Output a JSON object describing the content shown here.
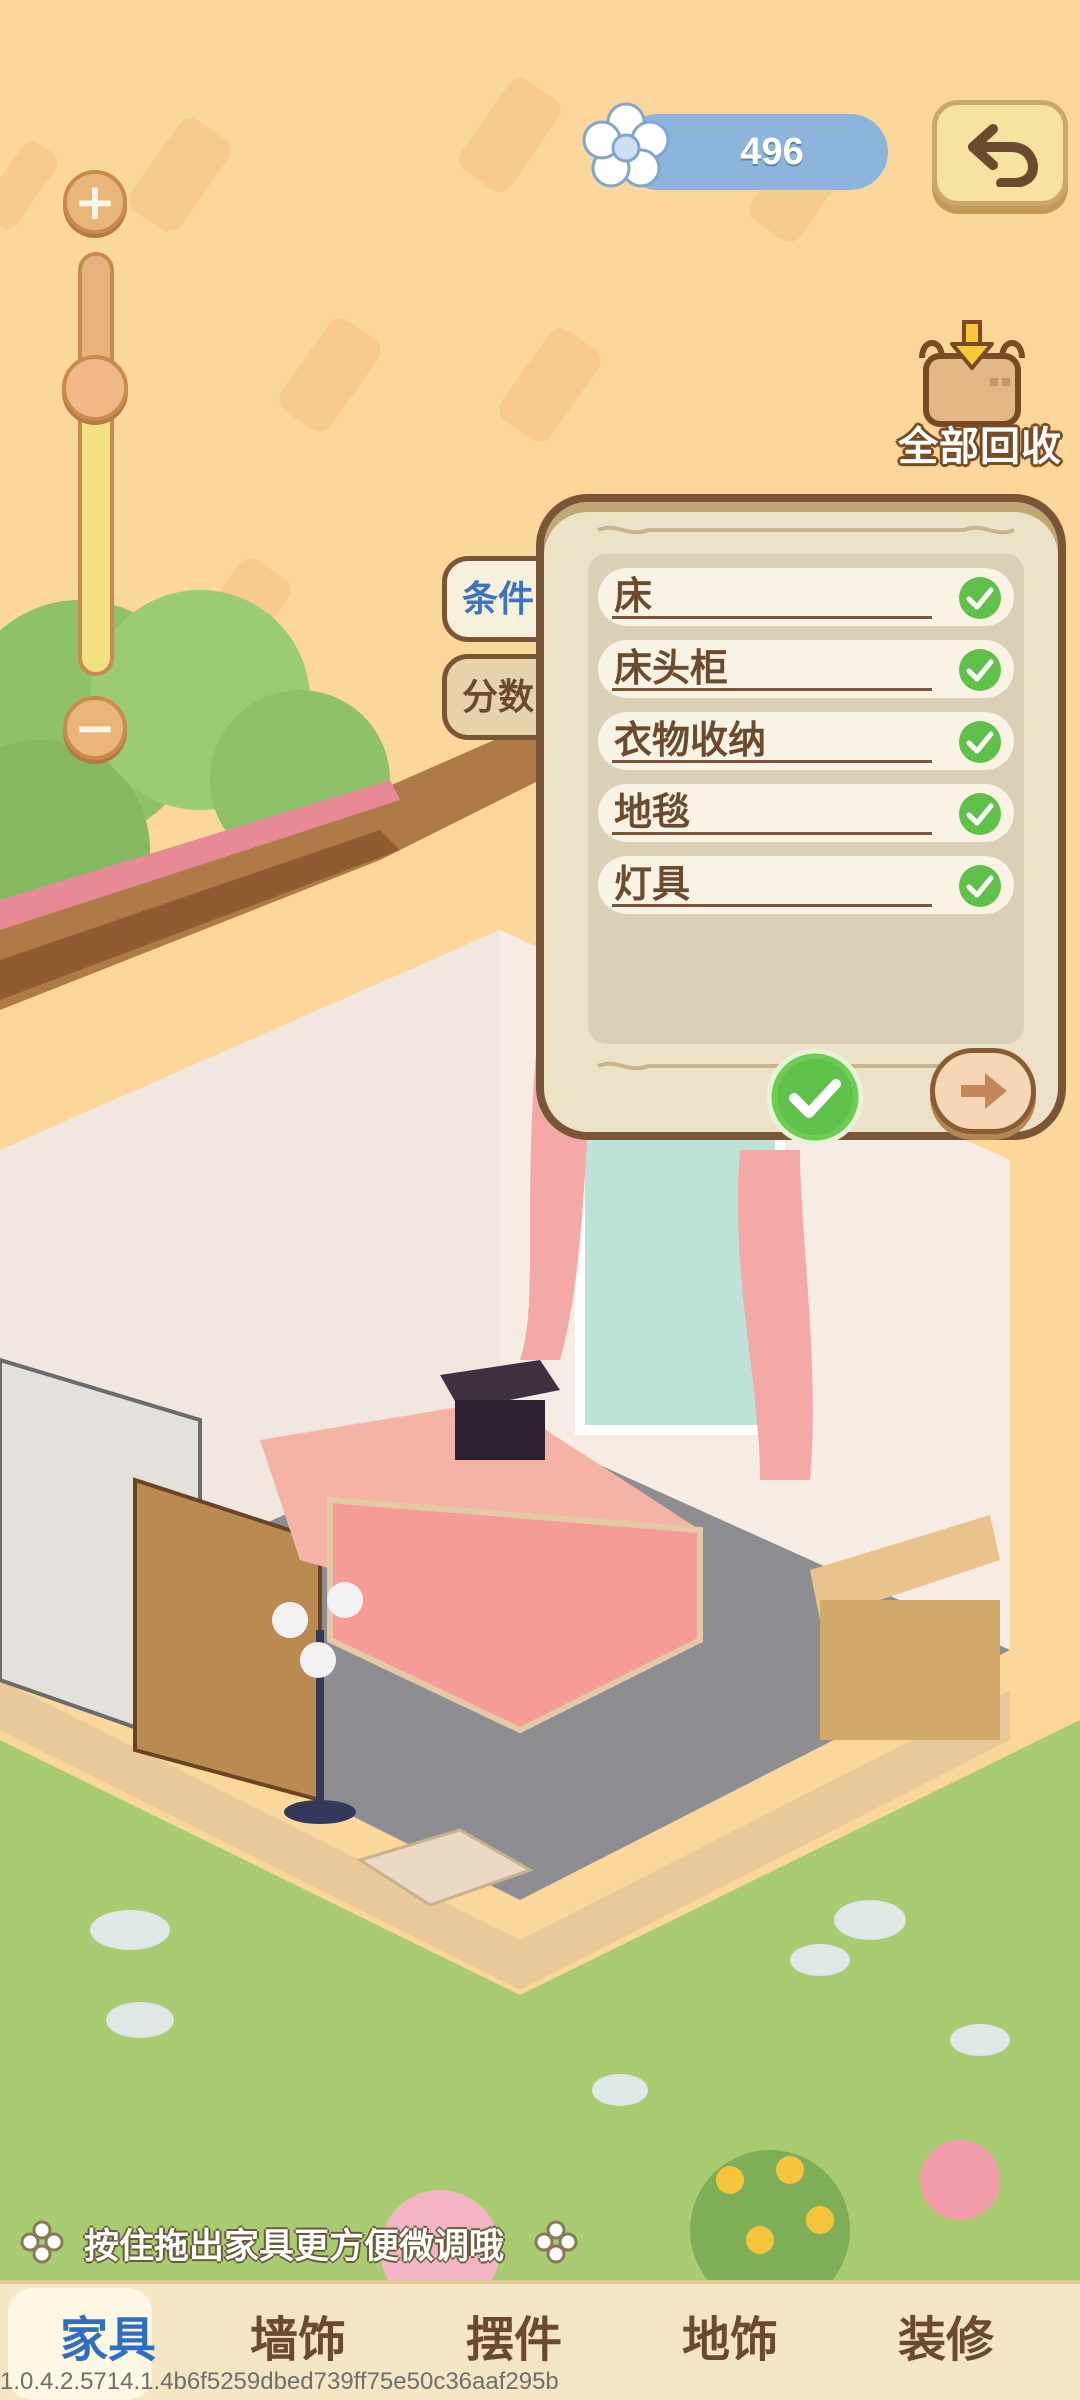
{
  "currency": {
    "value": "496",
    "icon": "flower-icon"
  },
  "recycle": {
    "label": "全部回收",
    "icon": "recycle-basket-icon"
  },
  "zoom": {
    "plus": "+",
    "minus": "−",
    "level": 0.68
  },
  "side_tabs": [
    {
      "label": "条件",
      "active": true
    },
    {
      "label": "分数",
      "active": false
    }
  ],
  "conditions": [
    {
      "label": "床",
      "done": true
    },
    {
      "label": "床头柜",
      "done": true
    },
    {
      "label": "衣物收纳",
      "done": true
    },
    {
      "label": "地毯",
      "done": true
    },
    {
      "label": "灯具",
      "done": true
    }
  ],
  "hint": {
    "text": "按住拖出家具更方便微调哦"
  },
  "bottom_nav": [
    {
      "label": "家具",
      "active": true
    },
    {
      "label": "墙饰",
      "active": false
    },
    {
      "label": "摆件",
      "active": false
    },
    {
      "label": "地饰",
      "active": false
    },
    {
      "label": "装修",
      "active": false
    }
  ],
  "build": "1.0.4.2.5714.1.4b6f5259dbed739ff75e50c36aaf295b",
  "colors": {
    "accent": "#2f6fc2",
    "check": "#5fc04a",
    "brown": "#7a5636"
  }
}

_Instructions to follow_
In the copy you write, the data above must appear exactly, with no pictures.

_Result for this exercise_
Output a JSON object describing the content shown here.
{
  "currency": {
    "value": "496",
    "icon": "flower-icon"
  },
  "recycle": {
    "label": "全部回收",
    "icon": "recycle-basket-icon"
  },
  "zoom": {
    "plus": "+",
    "minus": "−",
    "level": 0.68
  },
  "side_tabs": [
    {
      "label": "条件",
      "active": true
    },
    {
      "label": "分数",
      "active": false
    }
  ],
  "conditions": [
    {
      "label": "床",
      "done": true
    },
    {
      "label": "床头柜",
      "done": true
    },
    {
      "label": "衣物收纳",
      "done": true
    },
    {
      "label": "地毯",
      "done": true
    },
    {
      "label": "灯具",
      "done": true
    }
  ],
  "hint": {
    "text": "按住拖出家具更方便微调哦"
  },
  "bottom_nav": [
    {
      "label": "家具",
      "active": true
    },
    {
      "label": "墙饰",
      "active": false
    },
    {
      "label": "摆件",
      "active": false
    },
    {
      "label": "地饰",
      "active": false
    },
    {
      "label": "装修",
      "active": false
    }
  ],
  "build": "1.0.4.2.5714.1.4b6f5259dbed739ff75e50c36aaf295b",
  "colors": {
    "accent": "#2f6fc2",
    "check": "#5fc04a",
    "brown": "#7a5636"
  }
}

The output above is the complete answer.